**ACTIVITY**
Output the records below in full, word for word; pictures do not belong in it.

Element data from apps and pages
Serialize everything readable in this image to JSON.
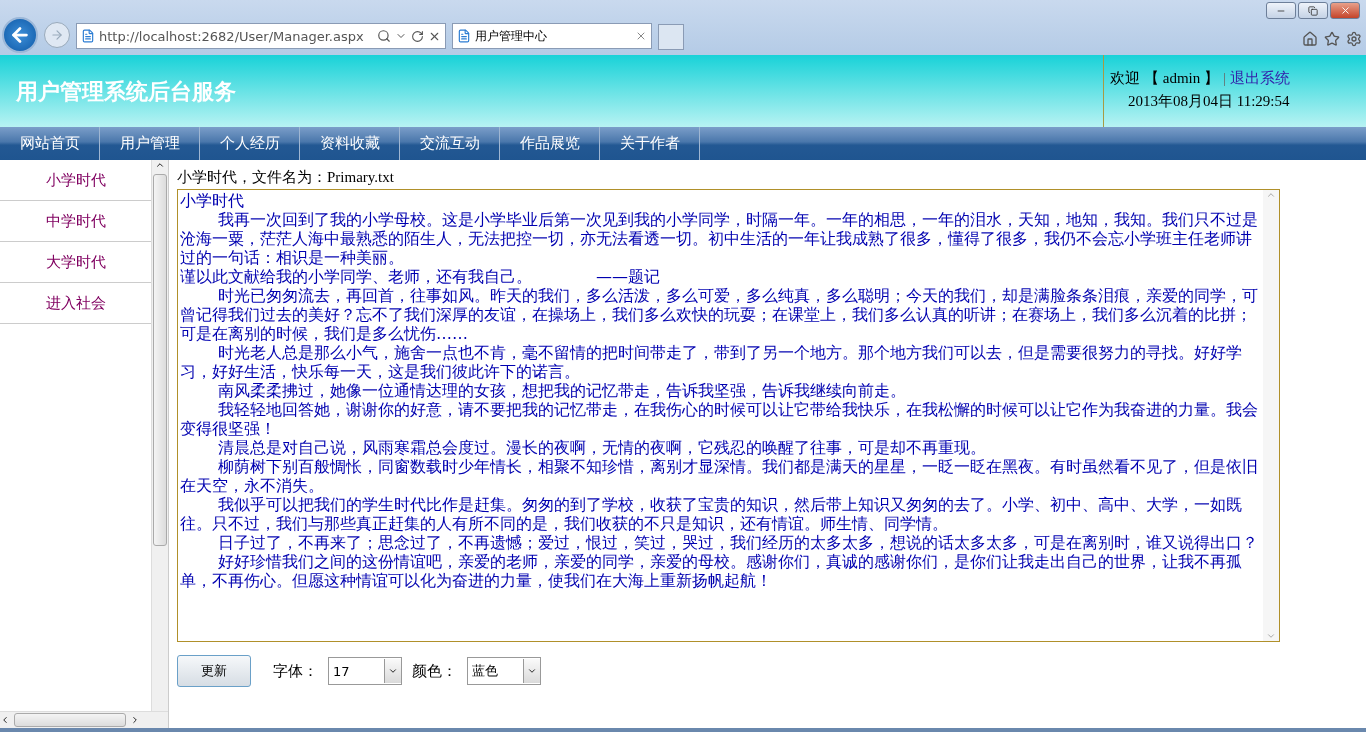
{
  "browser": {
    "url": "http://localhost:2682/User/Manager.aspx",
    "tab_title": "用户管理中心"
  },
  "header": {
    "title": "用户管理系统后台服务",
    "welcome": "欢迎",
    "user": "【 admin 】",
    "separator": "|",
    "logout": "退出系统",
    "datetime": "2013年08月04日 11:29:54"
  },
  "nav": [
    "网站首页",
    "用户管理",
    "个人经历",
    "资料收藏",
    "交流互动",
    "作品展览",
    "关于作者"
  ],
  "sidebar": {
    "items": [
      "小学时代",
      "中学时代",
      "大学时代",
      "进入社会"
    ]
  },
  "content": {
    "file_label": "小学时代，文件名为：Primary.txt",
    "paragraphs": [
      {
        "text": "小学时代",
        "indent": false
      },
      {
        "text": "我再一次回到了我的小学母校。这是小学毕业后第一次见到我的小学同学，时隔一年。一年的相思，一年的泪水，天知，地知，我知。我们只不过是沧海一粟，茫茫人海中最熟悉的陌生人，无法把控一切，亦无法看透一切。初中生活的一年让我成熟了很多，懂得了很多，我仍不会忘小学班主任老师讲过的一句话：相识是一种美丽。",
        "indent": true
      },
      {
        "text": "谨以此文献给我的小学同学、老师，还有我自己。　　　　——题记",
        "indent": false
      },
      {
        "text": "时光已匆匆流去，再回首，往事如风。昨天的我们，多么活泼，多么可爱，多么纯真，多么聪明；今天的我们，却是满脸条条泪痕，亲爱的同学，可曾记得我们过去的美好？忘不了我们深厚的友谊，在操场上，我们多么欢快的玩耍；在课堂上，我们多么认真的听讲；在赛场上，我们多么沉着的比拼；可是在离别的时候，我们是多么忧伤……",
        "indent": true
      },
      {
        "text": "时光老人总是那么小气，施舍一点也不肯，毫不留情的把时间带走了，带到了另一个地方。那个地方我们可以去，但是需要很努力的寻找。好好学习，好好生活，快乐每一天，这是我们彼此许下的诺言。",
        "indent": true
      },
      {
        "text": "南风柔柔拂过，她像一位通情达理的女孩，想把我的记忆带走，告诉我坚强，告诉我继续向前走。",
        "indent": true
      },
      {
        "text": "我轻轻地回答她，谢谢你的好意，请不要把我的记忆带走，在我伤心的时候可以让它带给我快乐，在我松懈的时候可以让它作为我奋进的力量。我会变得很坚强！",
        "indent": true
      },
      {
        "text": "清晨总是对自己说，风雨寒霜总会度过。漫长的夜啊，无情的夜啊，它残忍的唤醒了往事，可是却不再重现。",
        "indent": true
      },
      {
        "text": "柳荫树下别百般惆怅，同窗数载时少年情长，相聚不知珍惜，离别才显深情。我们都是满天的星星，一眨一眨在黑夜。有时虽然看不见了，但是依旧在天空，永不消失。",
        "indent": true
      },
      {
        "text": "我似乎可以把我们的学生时代比作是赶集。匆匆的到了学校，收获了宝贵的知识，然后带上知识又匆匆的去了。小学、初中、高中、大学，一如既往。只不过，我们与那些真正赶集的人有所不同的是，我们收获的不只是知识，还有情谊。师生情、同学情。",
        "indent": true
      },
      {
        "text": "日子过了，不再来了；思念过了，不再遗憾；爱过，恨过，笑过，哭过，我们经历的太多太多，想说的话太多太多，可是在离别时，谁又说得出口？",
        "indent": true
      },
      {
        "text": "好好珍惜我们之间的这份情谊吧，亲爱的老师，亲爱的同学，亲爱的母校。感谢你们，真诚的感谢你们，是你们让我走出自己的世界，让我不再孤单，不再伤心。但愿这种情谊可以化为奋进的力量，使我们在大海上重新扬帆起航！",
        "indent": true
      }
    ]
  },
  "controls": {
    "update_button": "更新",
    "font_label": "字体：",
    "font_value": "17",
    "color_label": "颜色：",
    "color_value": "蓝色"
  }
}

**TASK OUTPUT**
Serialize everything readable in this image to JSON.
{
  "browser": {
    "url": "http://localhost:2682/User/Manager.aspx",
    "tab_title": "用户管理中心"
  },
  "header": {
    "title": "用户管理系统后台服务",
    "welcome": "欢迎",
    "user": "【 admin 】",
    "separator": "|",
    "logout": "退出系统",
    "datetime": "2013年08月04日 11:29:54"
  },
  "nav": [
    "网站首页",
    "用户管理",
    "个人经历",
    "资料收藏",
    "交流互动",
    "作品展览",
    "关于作者"
  ],
  "sidebar": {
    "items": [
      "小学时代",
      "中学时代",
      "大学时代",
      "进入社会"
    ]
  },
  "content": {
    "file_label": "小学时代，文件名为：Primary.txt",
    "paragraphs": [
      {
        "text": "小学时代",
        "indent": false
      },
      {
        "text": "我再一次回到了我的小学母校。这是小学毕业后第一次见到我的小学同学，时隔一年。一年的相思，一年的泪水，天知，地知，我知。我们只不过是沧海一粟，茫茫人海中最熟悉的陌生人，无法把控一切，亦无法看透一切。初中生活的一年让我成熟了很多，懂得了很多，我仍不会忘小学班主任老师讲过的一句话：相识是一种美丽。",
        "indent": true
      },
      {
        "text": "谨以此文献给我的小学同学、老师，还有我自己。　　　　——题记",
        "indent": false
      },
      {
        "text": "时光已匆匆流去，再回首，往事如风。昨天的我们，多么活泼，多么可爱，多么纯真，多么聪明；今天的我们，却是满脸条条泪痕，亲爱的同学，可曾记得我们过去的美好？忘不了我们深厚的友谊，在操场上，我们多么欢快的玩耍；在课堂上，我们多么认真的听讲；在赛场上，我们多么沉着的比拼；可是在离别的时候，我们是多么忧伤……",
        "indent": true
      },
      {
        "text": "时光老人总是那么小气，施舍一点也不肯，毫不留情的把时间带走了，带到了另一个地方。那个地方我们可以去，但是需要很努力的寻找。好好学习，好好生活，快乐每一天，这是我们彼此许下的诺言。",
        "indent": true
      },
      {
        "text": "南风柔柔拂过，她像一位通情达理的女孩，想把我的记忆带走，告诉我坚强，告诉我继续向前走。",
        "indent": true
      },
      {
        "text": "我轻轻地回答她，谢谢你的好意，请不要把我的记忆带走，在我伤心的时候可以让它带给我快乐，在我松懈的时候可以让它作为我奋进的力量。我会变得很坚强！",
        "indent": true
      },
      {
        "text": "清晨总是对自己说，风雨寒霜总会度过。漫长的夜啊，无情的夜啊，它残忍的唤醒了往事，可是却不再重现。",
        "indent": true
      },
      {
        "text": "柳荫树下别百般惆怅，同窗数载时少年情长，相聚不知珍惜，离别才显深情。我们都是满天的星星，一眨一眨在黑夜。有时虽然看不见了，但是依旧在天空，永不消失。",
        "indent": true
      },
      {
        "text": "我似乎可以把我们的学生时代比作是赶集。匆匆的到了学校，收获了宝贵的知识，然后带上知识又匆匆的去了。小学、初中、高中、大学，一如既往。只不过，我们与那些真正赶集的人有所不同的是，我们收获的不只是知识，还有情谊。师生情、同学情。",
        "indent": true
      },
      {
        "text": "日子过了，不再来了；思念过了，不再遗憾；爱过，恨过，笑过，哭过，我们经历的太多太多，想说的话太多太多，可是在离别时，谁又说得出口？",
        "indent": true
      },
      {
        "text": "好好珍惜我们之间的这份情谊吧，亲爱的老师，亲爱的同学，亲爱的母校。感谢你们，真诚的感谢你们，是你们让我走出自己的世界，让我不再孤单，不再伤心。但愿这种情谊可以化为奋进的力量，使我们在大海上重新扬帆起航！",
        "indent": true
      }
    ]
  },
  "controls": {
    "update_button": "更新",
    "font_label": "字体：",
    "font_value": "17",
    "color_label": "颜色：",
    "color_value": "蓝色"
  }
}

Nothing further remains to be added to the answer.